### [Directions]
Wherever "records" occurs in the entries, copy the line that holds it.

### [Stored dataset items]
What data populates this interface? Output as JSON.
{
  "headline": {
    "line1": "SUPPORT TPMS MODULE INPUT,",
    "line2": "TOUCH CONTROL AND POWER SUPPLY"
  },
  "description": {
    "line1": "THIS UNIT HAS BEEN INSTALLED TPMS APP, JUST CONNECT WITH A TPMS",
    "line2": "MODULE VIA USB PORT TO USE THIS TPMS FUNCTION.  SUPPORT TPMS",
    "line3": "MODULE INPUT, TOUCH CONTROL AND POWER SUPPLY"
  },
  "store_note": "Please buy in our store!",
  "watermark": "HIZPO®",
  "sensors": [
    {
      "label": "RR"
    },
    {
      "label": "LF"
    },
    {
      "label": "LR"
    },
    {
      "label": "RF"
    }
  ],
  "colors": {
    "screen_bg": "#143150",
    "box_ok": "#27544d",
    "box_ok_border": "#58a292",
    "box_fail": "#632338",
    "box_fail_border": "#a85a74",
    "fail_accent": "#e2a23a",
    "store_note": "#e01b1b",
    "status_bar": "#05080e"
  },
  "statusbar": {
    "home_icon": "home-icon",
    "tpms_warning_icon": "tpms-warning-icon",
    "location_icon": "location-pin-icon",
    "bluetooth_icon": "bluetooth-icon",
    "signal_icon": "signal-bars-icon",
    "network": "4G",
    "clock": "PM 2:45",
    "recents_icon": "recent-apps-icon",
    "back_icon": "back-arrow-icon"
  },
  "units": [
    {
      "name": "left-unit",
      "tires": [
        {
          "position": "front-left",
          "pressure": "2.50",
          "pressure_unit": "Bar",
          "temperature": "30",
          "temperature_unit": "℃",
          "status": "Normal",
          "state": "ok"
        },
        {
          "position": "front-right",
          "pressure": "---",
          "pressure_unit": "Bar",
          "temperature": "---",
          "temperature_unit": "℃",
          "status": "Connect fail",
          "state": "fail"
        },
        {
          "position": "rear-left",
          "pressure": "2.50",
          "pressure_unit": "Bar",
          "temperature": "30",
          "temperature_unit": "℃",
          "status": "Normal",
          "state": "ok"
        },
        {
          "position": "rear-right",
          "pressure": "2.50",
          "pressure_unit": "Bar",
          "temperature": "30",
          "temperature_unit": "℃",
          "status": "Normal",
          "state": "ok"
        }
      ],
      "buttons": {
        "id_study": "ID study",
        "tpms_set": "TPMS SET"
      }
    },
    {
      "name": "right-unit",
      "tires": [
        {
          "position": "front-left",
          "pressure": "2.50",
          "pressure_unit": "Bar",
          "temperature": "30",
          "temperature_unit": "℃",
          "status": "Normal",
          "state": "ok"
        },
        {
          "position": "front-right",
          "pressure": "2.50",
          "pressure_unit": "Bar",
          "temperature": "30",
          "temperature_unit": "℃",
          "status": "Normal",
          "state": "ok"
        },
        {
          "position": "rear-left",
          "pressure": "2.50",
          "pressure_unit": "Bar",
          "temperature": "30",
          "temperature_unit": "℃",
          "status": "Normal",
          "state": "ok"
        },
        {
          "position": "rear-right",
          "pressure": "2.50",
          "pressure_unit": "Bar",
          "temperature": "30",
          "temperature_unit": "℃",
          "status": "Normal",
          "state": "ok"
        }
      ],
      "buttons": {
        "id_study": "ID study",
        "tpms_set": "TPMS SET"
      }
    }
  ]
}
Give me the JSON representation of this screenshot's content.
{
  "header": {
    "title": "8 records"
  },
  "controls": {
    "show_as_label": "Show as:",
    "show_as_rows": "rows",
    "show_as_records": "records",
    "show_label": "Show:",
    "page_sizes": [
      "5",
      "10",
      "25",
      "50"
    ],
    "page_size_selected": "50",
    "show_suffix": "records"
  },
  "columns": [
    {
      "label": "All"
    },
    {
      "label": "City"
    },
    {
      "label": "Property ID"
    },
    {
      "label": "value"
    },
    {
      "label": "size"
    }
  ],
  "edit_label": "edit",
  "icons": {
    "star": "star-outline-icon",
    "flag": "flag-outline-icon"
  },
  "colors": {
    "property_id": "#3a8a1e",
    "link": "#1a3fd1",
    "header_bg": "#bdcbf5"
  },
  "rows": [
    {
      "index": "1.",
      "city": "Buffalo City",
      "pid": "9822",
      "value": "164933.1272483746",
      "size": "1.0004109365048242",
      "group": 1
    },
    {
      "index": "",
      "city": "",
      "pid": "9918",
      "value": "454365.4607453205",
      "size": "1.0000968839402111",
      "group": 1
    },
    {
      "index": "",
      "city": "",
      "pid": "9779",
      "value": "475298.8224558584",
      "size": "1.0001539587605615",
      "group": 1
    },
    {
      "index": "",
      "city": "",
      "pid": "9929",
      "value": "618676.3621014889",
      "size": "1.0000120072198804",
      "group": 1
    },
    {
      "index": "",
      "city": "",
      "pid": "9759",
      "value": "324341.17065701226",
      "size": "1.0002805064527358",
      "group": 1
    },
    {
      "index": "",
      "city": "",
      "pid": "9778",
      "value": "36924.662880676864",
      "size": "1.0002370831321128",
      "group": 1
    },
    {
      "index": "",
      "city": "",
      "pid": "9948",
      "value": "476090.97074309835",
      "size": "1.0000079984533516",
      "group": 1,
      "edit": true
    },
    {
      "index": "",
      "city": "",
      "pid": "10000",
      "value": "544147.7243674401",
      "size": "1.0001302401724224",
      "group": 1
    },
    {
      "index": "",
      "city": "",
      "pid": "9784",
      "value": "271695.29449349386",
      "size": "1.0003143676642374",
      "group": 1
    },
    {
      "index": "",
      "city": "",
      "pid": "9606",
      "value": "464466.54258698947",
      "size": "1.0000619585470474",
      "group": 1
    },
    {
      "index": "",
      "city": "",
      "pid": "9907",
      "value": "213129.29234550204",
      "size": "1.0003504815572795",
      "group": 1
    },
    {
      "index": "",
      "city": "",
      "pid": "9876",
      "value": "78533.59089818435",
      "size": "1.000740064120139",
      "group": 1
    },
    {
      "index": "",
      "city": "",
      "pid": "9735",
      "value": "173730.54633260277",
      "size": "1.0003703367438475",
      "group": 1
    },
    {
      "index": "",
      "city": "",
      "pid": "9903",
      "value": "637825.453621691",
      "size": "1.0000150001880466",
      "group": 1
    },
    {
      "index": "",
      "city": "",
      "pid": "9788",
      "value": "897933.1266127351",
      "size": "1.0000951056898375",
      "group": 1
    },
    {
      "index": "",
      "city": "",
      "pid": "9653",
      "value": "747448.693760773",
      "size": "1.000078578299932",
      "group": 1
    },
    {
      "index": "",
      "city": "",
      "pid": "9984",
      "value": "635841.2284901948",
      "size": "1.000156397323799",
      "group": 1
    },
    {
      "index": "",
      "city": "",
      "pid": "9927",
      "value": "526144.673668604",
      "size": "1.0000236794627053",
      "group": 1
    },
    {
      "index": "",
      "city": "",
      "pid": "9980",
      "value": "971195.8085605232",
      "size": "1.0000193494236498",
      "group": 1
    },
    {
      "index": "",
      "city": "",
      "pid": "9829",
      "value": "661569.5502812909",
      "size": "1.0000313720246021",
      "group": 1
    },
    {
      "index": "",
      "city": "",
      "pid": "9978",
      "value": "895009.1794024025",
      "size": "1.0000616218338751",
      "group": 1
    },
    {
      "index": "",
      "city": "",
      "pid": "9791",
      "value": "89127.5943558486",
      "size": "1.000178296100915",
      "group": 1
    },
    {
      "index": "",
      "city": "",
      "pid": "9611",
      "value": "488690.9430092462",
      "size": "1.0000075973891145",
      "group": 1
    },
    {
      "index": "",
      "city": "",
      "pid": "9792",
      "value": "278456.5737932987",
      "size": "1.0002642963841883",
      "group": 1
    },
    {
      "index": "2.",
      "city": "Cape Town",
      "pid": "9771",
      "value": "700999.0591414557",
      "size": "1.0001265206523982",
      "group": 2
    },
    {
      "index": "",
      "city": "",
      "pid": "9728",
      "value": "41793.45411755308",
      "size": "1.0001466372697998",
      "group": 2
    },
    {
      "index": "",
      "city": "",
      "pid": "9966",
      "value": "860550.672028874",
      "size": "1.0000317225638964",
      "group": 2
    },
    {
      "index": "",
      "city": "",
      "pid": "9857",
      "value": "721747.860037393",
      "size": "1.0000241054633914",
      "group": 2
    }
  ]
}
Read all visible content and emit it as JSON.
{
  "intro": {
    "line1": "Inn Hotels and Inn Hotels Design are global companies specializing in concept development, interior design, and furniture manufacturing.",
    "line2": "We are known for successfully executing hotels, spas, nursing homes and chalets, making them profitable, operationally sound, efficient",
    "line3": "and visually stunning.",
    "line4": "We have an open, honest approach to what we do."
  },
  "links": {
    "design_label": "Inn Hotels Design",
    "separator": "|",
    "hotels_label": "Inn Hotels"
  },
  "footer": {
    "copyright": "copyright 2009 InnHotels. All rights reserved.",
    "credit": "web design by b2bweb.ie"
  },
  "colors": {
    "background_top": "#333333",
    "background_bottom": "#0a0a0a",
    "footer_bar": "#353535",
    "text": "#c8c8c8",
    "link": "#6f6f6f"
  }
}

### [Answer to the exercise]
    "title": "8 records"
    "show_as_records": "records",
    "show_suffix": "records"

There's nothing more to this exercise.